Within a decade it will be gone from lived experience, and our only access to a conflagration that changed the world will be through novels that bring it alive.

everyone brave is forgivenTwo absorbing war novels demonstrate the courage demanded by people who lived through the war, not all of them soldiers.

The Alice Network is a page-turner about women spies in France during World War I, and how their experiences in that war affect their lives during and just after World War II.

It is London in 1947, two years after World War II has ended, and Charlie St Clair is a wealthy young American whose mother has brought her to Europe for an abortion. Continue reading

Franschhoek link in sweeping historical novel set in France

burning chamabers

burning chambers

Review: Adelle Horler

The Burning Chambers, by Kate Mosse (Mantle/ Pan Macmillan)

Fans of Kate Mosse – the author, not the model – will be delighted to know there’s another historical French trilogy on its way, with the first book, The Burning Chambers, released in May.

Happily for us in South Africa, part of the series will play out here – in fact, the entire story was inspired by Mosse’s visit to the Huguenot Museum while at the Franschhoek Literary Festival* several years ago.
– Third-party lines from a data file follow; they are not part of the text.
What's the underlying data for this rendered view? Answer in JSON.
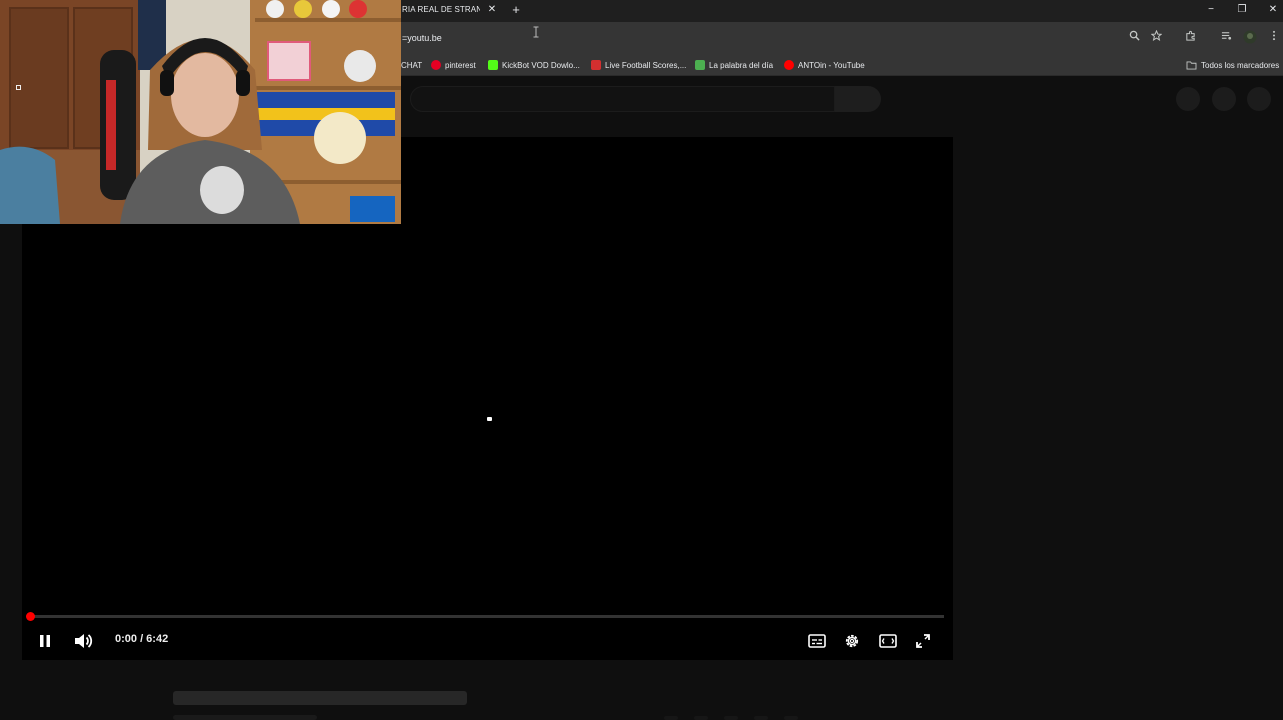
{
  "browser": {
    "active_tab_title": "RIA REAL DE STRANGE",
    "tab_close_glyph": "✕",
    "new_tab_glyph": "+",
    "url": "=youtu.be",
    "window_controls": {
      "minimize": "−",
      "restore": "❐",
      "close": "✕"
    },
    "toolbar_icons": [
      "zoom-icon",
      "bookmark-star-icon",
      "extensions-icon",
      "media-controls-icon",
      "profile-avatar-icon",
      "menu-icon"
    ]
  },
  "bookmarks": {
    "items": [
      {
        "label": "CHAT",
        "icon_color": ""
      },
      {
        "label": "pinterest",
        "icon_color": "#e60023"
      },
      {
        "label": "KickBot VOD Dowlo...",
        "icon_color": "#53fc18"
      },
      {
        "label": "Live Football Scores,...",
        "icon_color": "#d32f2f"
      },
      {
        "label": "La palabra del día",
        "icon_color": "#4caf50"
      },
      {
        "label": "ANTOin - YouTube",
        "icon_color": "#ff0000"
      }
    ],
    "all_bookmarks_label": "Todos los marcadores"
  },
  "player": {
    "time": "0:00 / 6:42",
    "progress": 0.0,
    "state": "loading",
    "accent": "#ff0000"
  }
}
“There, on the wall, was the name of a family I’d written about in my first historical novel, Labyrinth,’’ she says. “It was a shiver-down-the-spine moment.” Continue reading

Real-life crime thriller shines spotlight on fish poaching
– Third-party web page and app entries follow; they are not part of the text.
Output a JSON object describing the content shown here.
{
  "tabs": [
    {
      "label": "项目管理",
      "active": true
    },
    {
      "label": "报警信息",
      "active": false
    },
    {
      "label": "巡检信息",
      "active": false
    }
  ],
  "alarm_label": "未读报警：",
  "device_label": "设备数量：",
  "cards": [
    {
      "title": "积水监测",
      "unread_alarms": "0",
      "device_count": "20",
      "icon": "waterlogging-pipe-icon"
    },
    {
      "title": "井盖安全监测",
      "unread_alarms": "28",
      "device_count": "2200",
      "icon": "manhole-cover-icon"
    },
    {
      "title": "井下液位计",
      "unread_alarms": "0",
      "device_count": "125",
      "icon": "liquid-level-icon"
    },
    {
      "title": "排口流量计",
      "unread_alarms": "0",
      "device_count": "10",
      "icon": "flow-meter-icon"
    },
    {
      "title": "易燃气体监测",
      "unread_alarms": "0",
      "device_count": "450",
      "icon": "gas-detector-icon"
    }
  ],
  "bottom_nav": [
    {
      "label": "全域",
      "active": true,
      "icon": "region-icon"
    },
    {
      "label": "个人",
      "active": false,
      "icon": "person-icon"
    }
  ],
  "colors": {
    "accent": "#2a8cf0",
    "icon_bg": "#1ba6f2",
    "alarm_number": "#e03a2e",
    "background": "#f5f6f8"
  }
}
catching the thunderReview: Vivien Horler

Catching the Thunder – the race to save our oceans from poachers and criminal kingpins, by Eskil Engdal & Kjetil Saeter (Tafelberg)

Patagonian toothfish is a deepsea delicacy often called “white gold”. It lives in icy waters near the Antarctic, in black depths of up to 2000m.

It was first caught and described at the end of the 19th century, and then forgotten until rediscovered in the 1980s. The Norwegian authors of this gripping real-life thriller say that served in US restaurants, it caused a gastronomic sensation. Continue reading

How Mozambique went from Portuguese colony to “complicated” independent country

mozambique history

mozambique history

Review: Myrna Robins

A Short History of Mozambique, by Malyn Newitt (Jonathan Ball Publishers)


Malyn Newitt, who has penned more than 20 books on Portugal and its colonial history, is one of the leading historians on the former colony and now independent Mozambique.

Presently retired, he was deputy vice chancellor of  Exeter University in the UK and – given his background – one expects his latest title to be academic in tone and content. Continue reading